__PROBLEM DETAILS__:
Within the data, how many lines hold the word "สาขาของธ"? Answer with nothing but the number.

Excerpts from an interface dataset:
★ ★ ★ ★ ★

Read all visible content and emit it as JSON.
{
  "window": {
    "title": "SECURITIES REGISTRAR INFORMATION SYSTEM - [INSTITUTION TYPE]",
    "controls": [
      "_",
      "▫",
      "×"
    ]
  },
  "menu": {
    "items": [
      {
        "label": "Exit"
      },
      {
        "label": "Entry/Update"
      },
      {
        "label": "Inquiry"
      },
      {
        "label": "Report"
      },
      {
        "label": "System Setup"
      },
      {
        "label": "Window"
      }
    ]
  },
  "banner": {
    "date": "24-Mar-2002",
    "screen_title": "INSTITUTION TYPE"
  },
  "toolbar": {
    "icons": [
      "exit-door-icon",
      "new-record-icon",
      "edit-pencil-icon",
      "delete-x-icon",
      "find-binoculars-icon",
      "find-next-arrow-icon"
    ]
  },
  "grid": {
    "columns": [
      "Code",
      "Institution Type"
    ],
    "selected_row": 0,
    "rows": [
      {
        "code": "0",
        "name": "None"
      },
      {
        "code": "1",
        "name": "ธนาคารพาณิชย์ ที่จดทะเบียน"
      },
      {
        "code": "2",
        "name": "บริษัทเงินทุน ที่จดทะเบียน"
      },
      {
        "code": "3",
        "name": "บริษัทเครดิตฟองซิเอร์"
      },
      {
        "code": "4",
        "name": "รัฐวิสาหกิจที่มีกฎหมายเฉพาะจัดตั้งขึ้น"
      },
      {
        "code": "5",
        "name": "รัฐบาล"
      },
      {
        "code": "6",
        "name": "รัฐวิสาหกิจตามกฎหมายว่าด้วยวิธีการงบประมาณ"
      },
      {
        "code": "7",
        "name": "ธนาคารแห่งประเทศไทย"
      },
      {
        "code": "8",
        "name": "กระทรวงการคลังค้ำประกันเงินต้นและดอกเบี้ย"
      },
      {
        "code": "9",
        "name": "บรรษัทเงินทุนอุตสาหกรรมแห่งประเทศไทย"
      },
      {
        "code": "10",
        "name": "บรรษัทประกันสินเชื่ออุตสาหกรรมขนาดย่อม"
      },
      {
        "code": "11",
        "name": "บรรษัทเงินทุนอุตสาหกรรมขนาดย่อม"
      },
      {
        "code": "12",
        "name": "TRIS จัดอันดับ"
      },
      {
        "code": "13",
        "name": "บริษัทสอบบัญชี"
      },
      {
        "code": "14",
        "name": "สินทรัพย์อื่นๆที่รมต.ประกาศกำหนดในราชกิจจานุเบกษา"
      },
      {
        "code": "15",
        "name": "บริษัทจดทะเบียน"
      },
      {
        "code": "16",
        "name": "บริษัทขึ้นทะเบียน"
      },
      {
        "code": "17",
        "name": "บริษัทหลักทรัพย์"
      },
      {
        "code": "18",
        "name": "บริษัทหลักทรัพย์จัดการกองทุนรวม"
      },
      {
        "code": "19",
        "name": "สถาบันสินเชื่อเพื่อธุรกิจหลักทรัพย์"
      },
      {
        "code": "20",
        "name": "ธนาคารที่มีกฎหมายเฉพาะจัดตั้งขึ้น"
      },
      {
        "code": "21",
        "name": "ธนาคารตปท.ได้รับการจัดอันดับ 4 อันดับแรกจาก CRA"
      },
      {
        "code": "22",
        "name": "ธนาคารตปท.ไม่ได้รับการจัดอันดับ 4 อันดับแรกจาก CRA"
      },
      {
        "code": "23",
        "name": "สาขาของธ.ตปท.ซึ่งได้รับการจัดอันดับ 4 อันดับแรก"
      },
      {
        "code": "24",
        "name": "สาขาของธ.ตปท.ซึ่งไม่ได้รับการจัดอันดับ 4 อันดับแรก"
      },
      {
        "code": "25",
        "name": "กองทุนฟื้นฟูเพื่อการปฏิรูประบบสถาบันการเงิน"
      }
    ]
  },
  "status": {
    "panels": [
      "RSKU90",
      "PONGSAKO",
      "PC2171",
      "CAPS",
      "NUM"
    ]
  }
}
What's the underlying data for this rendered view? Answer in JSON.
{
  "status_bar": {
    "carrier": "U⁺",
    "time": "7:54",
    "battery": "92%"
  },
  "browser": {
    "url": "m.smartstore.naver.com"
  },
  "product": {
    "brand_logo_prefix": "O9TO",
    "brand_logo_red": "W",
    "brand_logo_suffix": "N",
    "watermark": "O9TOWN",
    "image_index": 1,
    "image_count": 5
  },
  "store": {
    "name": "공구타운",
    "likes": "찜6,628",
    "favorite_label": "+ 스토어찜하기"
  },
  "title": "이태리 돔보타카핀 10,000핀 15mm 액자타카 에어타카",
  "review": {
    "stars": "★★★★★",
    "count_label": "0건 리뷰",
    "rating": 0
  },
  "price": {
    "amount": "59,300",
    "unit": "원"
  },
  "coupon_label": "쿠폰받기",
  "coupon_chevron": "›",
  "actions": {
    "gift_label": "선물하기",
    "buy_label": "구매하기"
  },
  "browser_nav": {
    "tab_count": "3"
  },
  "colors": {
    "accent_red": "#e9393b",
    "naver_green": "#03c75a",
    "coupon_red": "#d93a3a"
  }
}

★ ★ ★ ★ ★

__WORKED SOLUTION__:
2